My grandmother’s parents, Albert Gauthreaux and Isabelle Giroir Gauthreaux, didn’t live long. Albert died in his early 40s of kidney disease. Isabelle died in her early 20s of appendicitis. Their daughter (my grandmother) made up for it by living to 95. But I digress.
Our ancestors died of all kinds of things: Yellow fever, typhoid, childbirth, etc. Life was hard before vaccines and urgent care centers.
And, sometimes, a tree just up and hits you and your “lady friend,” creating a family of destitute orphans (anyone else picturing Oliver Twist here?).
Pioneer of Assumption
March 30, 1878

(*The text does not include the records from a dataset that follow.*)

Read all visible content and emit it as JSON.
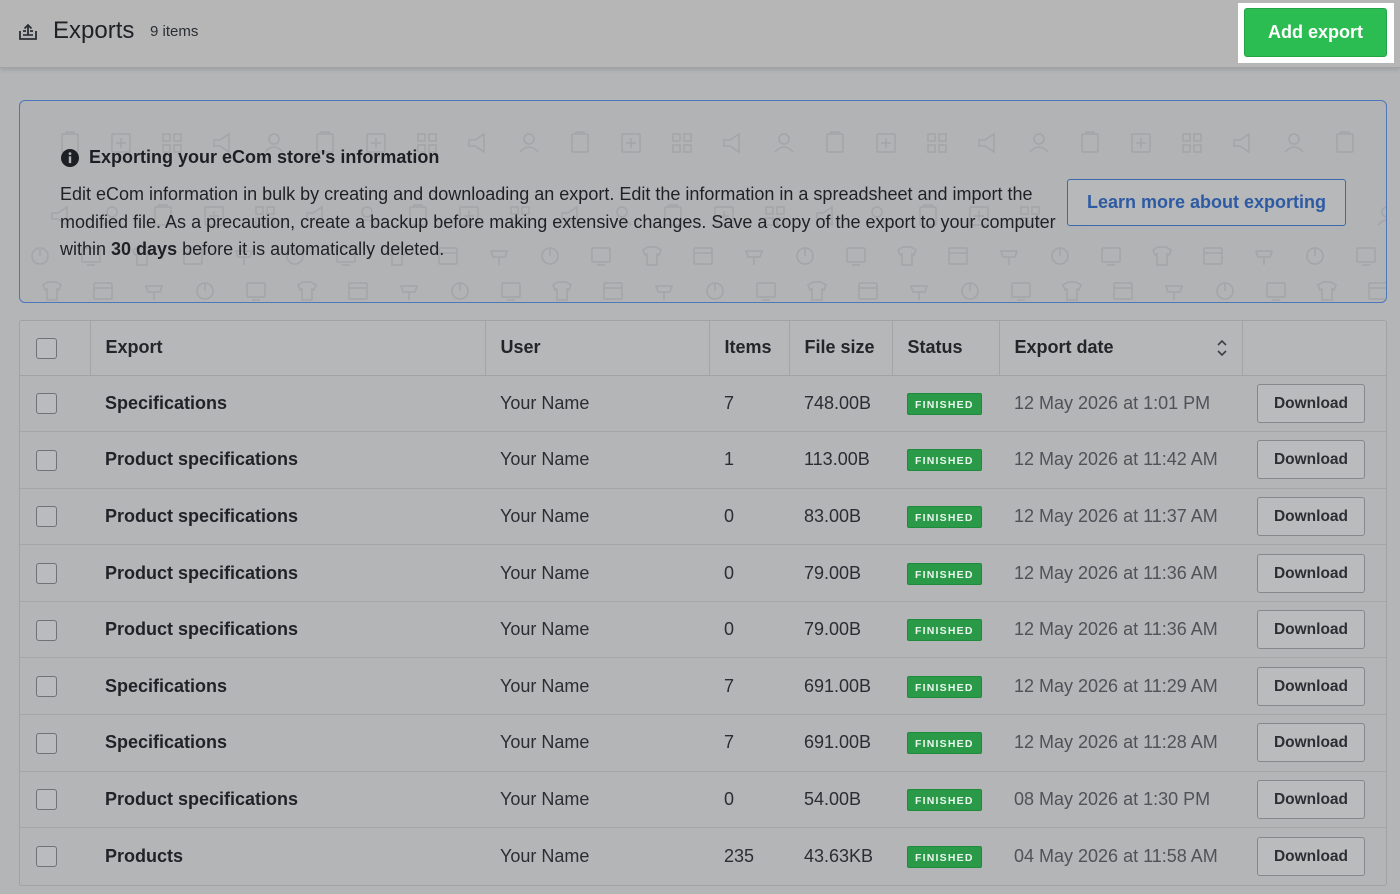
{
  "header": {
    "title": "Exports",
    "count": "9 items",
    "add_button": "Add export"
  },
  "banner": {
    "heading": "Exporting your eCom store's information",
    "text_part1": "Edit eCom information in bulk by creating and downloading an export. Edit the information in a spreadsheet and import the modified file. As a precaution, create a backup before making extensive changes. Save a copy of the export to your computer within ",
    "text_bold": "30 days",
    "text_part2": " before it is automatically deleted.",
    "learn_button": "Learn more about exporting"
  },
  "table": {
    "columns": [
      "Export",
      "User",
      "Items",
      "File size",
      "Status",
      "Export date"
    ],
    "rows": [
      {
        "export": "Specifications",
        "user": "Your Name",
        "items": "7",
        "size": "748.00B",
        "status": "FINISHED",
        "date": "12 May 2026 at 1:01 PM",
        "action": "Download"
      },
      {
        "export": "Product specifications",
        "user": "Your Name",
        "items": "1",
        "size": "113.00B",
        "status": "FINISHED",
        "date": "12 May 2026 at 11:42 AM",
        "action": "Download"
      },
      {
        "export": "Product specifications",
        "user": "Your Name",
        "items": "0",
        "size": "83.00B",
        "status": "FINISHED",
        "date": "12 May 2026 at 11:37 AM",
        "action": "Download"
      },
      {
        "export": "Product specifications",
        "user": "Your Name",
        "items": "0",
        "size": "79.00B",
        "status": "FINISHED",
        "date": "12 May 2026 at 11:36 AM",
        "action": "Download"
      },
      {
        "export": "Product specifications",
        "user": "Your Name",
        "items": "0",
        "size": "79.00B",
        "status": "FINISHED",
        "date": "12 May 2026 at 11:36 AM",
        "action": "Download"
      },
      {
        "export": "Specifications",
        "user": "Your Name",
        "items": "7",
        "size": "691.00B",
        "status": "FINISHED",
        "date": "12 May 2026 at 11:29 AM",
        "action": "Download"
      },
      {
        "export": "Specifications",
        "user": "Your Name",
        "items": "7",
        "size": "691.00B",
        "status": "FINISHED",
        "date": "12 May 2026 at 11:28 AM",
        "action": "Download"
      },
      {
        "export": "Product specifications",
        "user": "Your Name",
        "items": "0",
        "size": "54.00B",
        "status": "FINISHED",
        "date": "08 May 2026 at 1:30 PM",
        "action": "Download"
      },
      {
        "export": "Products",
        "user": "Your Name",
        "items": "235",
        "size": "43.63KB",
        "status": "FINISHED",
        "date": "04 May 2026 at 11:58 AM",
        "action": "Download"
      }
    ]
  },
  "icons": {
    "header": "export-tray-icon",
    "banner": "info-circle-icon",
    "sort": "sort-updown-icon"
  },
  "colors": {
    "accent_green": "#2cbd52",
    "link_blue": "#2d5aa3",
    "status_green": "#2a9a48"
  }
}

On Thursday, the 28th, Auguste Arsement, more familiarly known under the sobriquet of Joami, a fisherman, was killed by the fall of a tree. It appears the deceased, in company with several other fishermen and a lady friend, had encamped for the night on the shores of Lake Verret, near a partially decayed tree, in close proximity to which the ordinary camp fire was left burning. In some inexplicable way, during the time all the party was wrapped in deep sleep, the fire came in contact with the decayed tree and readily ignited the same. Soon after, the flames having weakened the tree, there was a crash and poor Auguste was mortally wounded and the lady seriously injured. Mr. Arsement survived until the next day. He was about 50 years and leaves a family of destitute orphans, his wife having died some two years since.